▸ Task item:
For this exercise, restate the data below with no change at all.

▸ Entries supplied:
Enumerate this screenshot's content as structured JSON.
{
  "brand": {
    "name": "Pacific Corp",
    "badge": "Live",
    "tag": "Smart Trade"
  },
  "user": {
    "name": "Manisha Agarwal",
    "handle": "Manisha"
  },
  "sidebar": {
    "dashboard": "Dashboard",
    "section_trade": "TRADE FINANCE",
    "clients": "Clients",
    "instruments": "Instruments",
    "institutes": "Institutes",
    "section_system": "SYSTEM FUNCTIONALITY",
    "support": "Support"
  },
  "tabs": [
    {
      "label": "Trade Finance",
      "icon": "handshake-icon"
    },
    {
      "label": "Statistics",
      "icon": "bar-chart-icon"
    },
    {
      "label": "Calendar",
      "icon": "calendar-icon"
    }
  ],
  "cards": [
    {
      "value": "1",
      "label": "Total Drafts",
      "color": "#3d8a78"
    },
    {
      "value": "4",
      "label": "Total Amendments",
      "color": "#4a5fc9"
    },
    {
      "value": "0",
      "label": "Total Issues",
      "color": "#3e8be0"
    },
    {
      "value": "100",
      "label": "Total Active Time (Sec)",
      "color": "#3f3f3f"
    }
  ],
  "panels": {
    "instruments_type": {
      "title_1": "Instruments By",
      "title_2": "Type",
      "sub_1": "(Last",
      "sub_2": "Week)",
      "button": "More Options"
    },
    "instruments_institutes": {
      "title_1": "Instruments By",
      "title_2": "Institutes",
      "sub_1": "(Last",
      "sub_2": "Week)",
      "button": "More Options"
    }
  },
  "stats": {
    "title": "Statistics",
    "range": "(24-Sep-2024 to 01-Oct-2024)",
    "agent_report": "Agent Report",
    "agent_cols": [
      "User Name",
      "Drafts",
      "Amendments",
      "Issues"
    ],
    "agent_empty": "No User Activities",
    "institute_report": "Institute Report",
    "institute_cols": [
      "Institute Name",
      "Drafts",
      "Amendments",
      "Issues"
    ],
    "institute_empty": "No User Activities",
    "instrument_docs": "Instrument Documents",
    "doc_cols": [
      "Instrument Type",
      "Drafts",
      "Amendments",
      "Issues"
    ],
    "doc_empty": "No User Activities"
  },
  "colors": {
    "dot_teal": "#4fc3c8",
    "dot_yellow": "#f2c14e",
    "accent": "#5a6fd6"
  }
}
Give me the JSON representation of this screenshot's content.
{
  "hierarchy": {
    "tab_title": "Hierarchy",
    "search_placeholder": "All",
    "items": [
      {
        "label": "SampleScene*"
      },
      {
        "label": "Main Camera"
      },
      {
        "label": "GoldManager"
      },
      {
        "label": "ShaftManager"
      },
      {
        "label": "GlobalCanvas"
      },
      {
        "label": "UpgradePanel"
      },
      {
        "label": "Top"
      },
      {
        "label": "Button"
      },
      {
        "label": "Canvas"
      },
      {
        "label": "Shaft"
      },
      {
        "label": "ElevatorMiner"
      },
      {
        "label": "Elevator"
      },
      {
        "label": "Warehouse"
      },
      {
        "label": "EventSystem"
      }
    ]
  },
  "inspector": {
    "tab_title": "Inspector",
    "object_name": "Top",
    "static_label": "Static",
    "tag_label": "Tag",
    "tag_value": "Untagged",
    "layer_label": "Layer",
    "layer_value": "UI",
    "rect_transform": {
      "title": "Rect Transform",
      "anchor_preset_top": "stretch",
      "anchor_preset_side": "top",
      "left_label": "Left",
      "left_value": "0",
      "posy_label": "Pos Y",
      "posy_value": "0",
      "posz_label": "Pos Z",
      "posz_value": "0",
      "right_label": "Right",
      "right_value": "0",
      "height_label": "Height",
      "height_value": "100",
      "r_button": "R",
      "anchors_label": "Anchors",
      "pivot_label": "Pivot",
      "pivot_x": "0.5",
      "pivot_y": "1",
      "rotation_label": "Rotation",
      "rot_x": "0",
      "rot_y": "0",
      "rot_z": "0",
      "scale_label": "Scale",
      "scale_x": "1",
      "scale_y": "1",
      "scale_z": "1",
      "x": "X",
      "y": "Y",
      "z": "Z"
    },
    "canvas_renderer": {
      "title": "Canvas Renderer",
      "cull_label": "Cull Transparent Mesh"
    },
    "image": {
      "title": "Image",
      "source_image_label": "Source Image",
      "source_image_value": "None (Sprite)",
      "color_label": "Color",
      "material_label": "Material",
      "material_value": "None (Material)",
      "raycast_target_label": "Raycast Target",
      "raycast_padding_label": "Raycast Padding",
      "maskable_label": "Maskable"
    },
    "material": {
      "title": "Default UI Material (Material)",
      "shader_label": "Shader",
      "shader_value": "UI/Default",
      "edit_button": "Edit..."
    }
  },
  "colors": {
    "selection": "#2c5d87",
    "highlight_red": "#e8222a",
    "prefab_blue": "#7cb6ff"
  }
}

▸ Answer section:
Enumerate this screenshot's content as structured JSON.
{
  "brand": {
    "name": "Pacific Corp",
    "badge": "Live",
    "tag": "Smart Trade"
  },
  "user": {
    "name": "Manisha Agarwal",
    "handle": "Manisha"
  },
  "sidebar": {
    "dashboard": "Dashboard",
    "section_trade": "TRADE FINANCE",
    "clients": "Clients",
    "instruments": "Instruments",
    "institutes": "Institutes",
    "section_system": "SYSTEM FUNCTIONALITY",
    "support": "Support"
  },
  "tabs": [
    {
      "label": "Trade Finance",
      "icon": "handshake-icon"
    },
    {
      "label": "Statistics",
      "icon": "bar-chart-icon"
    },
    {
      "label": "Calendar",
      "icon": "calendar-icon"
    }
  ],
  "cards": [
    {
      "value": "1",
      "label": "Total Drafts",
      "color": "#3d8a78"
    },
    {
      "value": "4",
      "label": "Total Amendments",
      "color": "#4a5fc9"
    },
    {
      "value": "0",
      "label": "Total Issues",
      "color": "#3e8be0"
    },
    {
      "value": "100",
      "label": "Total Active Time (Sec)",
      "color": "#3f3f3f"
    }
  ],
  "panels": {
    "instruments_type": {
      "title_1": "Instruments By",
      "title_2": "Type",
      "sub_1": "(Last",
      "sub_2": "Week)",
      "button": "More Options"
    },
    "instruments_institutes": {
      "title_1": "Instruments By",
      "title_2": "Institutes",
      "sub_1": "(Last",
      "sub_2": "Week)",
      "button": "More Options"
    }
  },
  "stats": {
    "title": "Statistics",
    "range": "(24-Sep-2024 to 01-Oct-2024)",
    "agent_report": "Agent Report",
    "agent_cols": [
      "User Name",
      "Drafts",
      "Amendments",
      "Issues"
    ],
    "agent_empty": "No User Activities",
    "institute_report": "Institute Report",
    "institute_cols": [
      "Institute Name",
      "Drafts",
      "Amendments",
      "Issues"
    ],
    "institute_empty": "No User Activities",
    "instrument_docs": "Instrument Documents",
    "doc_cols": [
      "Instrument Type",
      "Drafts",
      "Amendments",
      "Issues"
    ],
    "doc_empty": "No User Activities"
  },
  "colors": {
    "dot_teal": "#4fc3c8",
    "dot_yellow": "#f2c14e",
    "accent": "#5a6fd6"
  }
}
Give me the JSON representation of this screenshot's content.
{
  "hierarchy": {
    "tab_title": "Hierarchy",
    "search_placeholder": "All",
    "items": [
      {
        "label": "SampleScene*"
      },
      {
        "label": "Main Camera"
      },
      {
        "label": "GoldManager"
      },
      {
        "label": "ShaftManager"
      },
      {
        "label": "GlobalCanvas"
      },
      {
        "label": "UpgradePanel"
      },
      {
        "label": "Top"
      },
      {
        "label": "Button"
      },
      {
        "label": "Canvas"
      },
      {
        "label": "Shaft"
      },
      {
        "label": "ElevatorMiner"
      },
      {
        "label": "Elevator"
      },
      {
        "label": "Warehouse"
      },
      {
        "label": "EventSystem"
      }
    ]
  },
  "inspector": {
    "tab_title": "Inspector",
    "object_name": "Top",
    "static_label": "Static",
    "tag_label": "Tag",
    "tag_value": "Untagged",
    "layer_label": "Layer",
    "layer_value": "UI",
    "rect_transform": {
      "title": "Rect Transform",
      "anchor_preset_top": "stretch",
      "anchor_preset_side": "top",
      "left_label": "Left",
      "left_value": "0",
      "posy_label": "Pos Y",
      "posy_value": "0",
      "posz_label": "Pos Z",
      "posz_value": "0",
      "right_label": "Right",
      "right_value": "0",
      "height_label": "Height",
      "height_value": "100",
      "r_button": "R",
      "anchors_label": "Anchors",
      "pivot_label": "Pivot",
      "pivot_x": "0.5",
      "pivot_y": "1",
      "rotation_label": "Rotation",
      "rot_x": "0",
      "rot_y": "0",
      "rot_z": "0",
      "scale_label": "Scale",
      "scale_x": "1",
      "scale_y": "1",
      "scale_z": "1",
      "x": "X",
      "y": "Y",
      "z": "Z"
    },
    "canvas_renderer": {
      "title": "Canvas Renderer",
      "cull_label": "Cull Transparent Mesh"
    },
    "image": {
      "title": "Image",
      "source_image_label": "Source Image",
      "source_image_value": "None (Sprite)",
      "color_label": "Color",
      "material_label": "Material",
      "material_value": "None (Material)",
      "raycast_target_label": "Raycast Target",
      "raycast_padding_label": "Raycast Padding",
      "maskable_label": "Maskable"
    },
    "material": {
      "title": "Default UI Material (Material)",
      "shader_label": "Shader",
      "shader_value": "UI/Default",
      "edit_button": "Edit..."
    }
  },
  "colors": {
    "selection": "#2c5d87",
    "highlight_red": "#e8222a",
    "prefab_blue": "#7cb6ff"
  }
}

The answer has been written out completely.